The young entrepreneur has mastered the art of turning a vague idea into something tangible and — even more impressively — functional. It’s a rare quality, and one that his customers have come to value. “Everything I build, I try to incorporate the client’s vision as much as possible,” he says. “Something will pop into my head, and I’ll try to create it out of nothing. That’s what I love about [building]: bringing someone else’s vision to life with my skill set that they don’t have.”
Malecki personifies ambition that can’t be tamed. As his business rapidly evolves, he’s embracing self-made success with humility, authenticity, and one hell of a work ethic. “For me, everything Pittsburgh embodies is who I am,” he says. “I’m a suburban dude from 20 miles outside the city who was fortunate enough to go and do something [athletically] that a lot of kids dream of around here. So, I’m trying to do everything I can to grow a business in the same context … put my head to the ground and work my tail off until it works.”

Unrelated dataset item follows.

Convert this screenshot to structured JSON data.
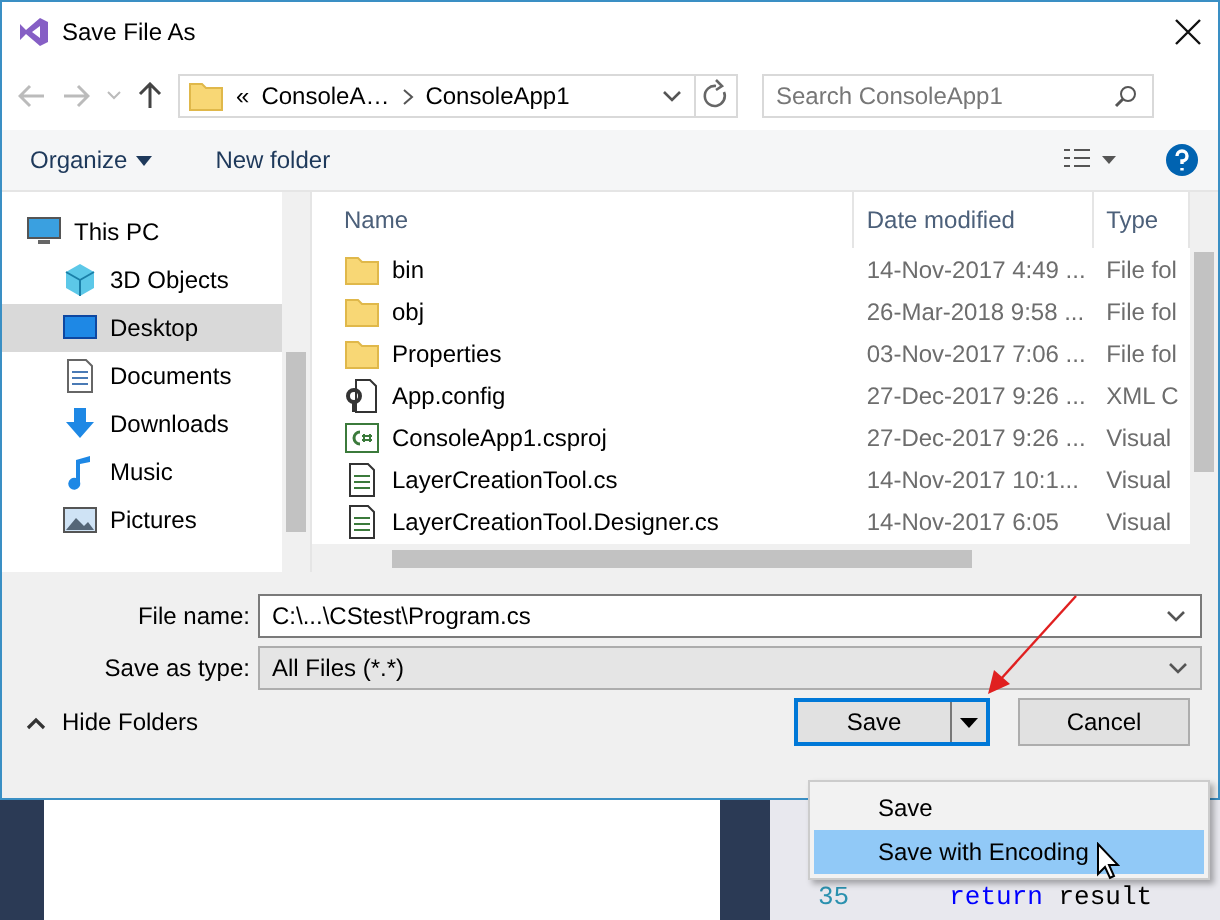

If there’s any place that rewards this kind of dedication, it’s Pittsburgh: a city that rose from the Rust Belt, sweat the dust off its shoulders, and came back to life with a strength that refuses to waver.
“I don’t ever plan on leaving Pittsburgh,” says Malecki. “I don’t think there’s anything bad going on here right now. Everything everyone’s talking about — whether it’s food, culture, art, music, housing, business, all of it — is just on the rise and growing. It’s great to see some place with a throwback, industrial, steel mill connotation getting national publicity for all the cool shit that’s going on that we all see because we’re living here.
“Plus, I’d love to raise my kids playing football in the same places I did when I was younger.”
And that’s how you hook ’em.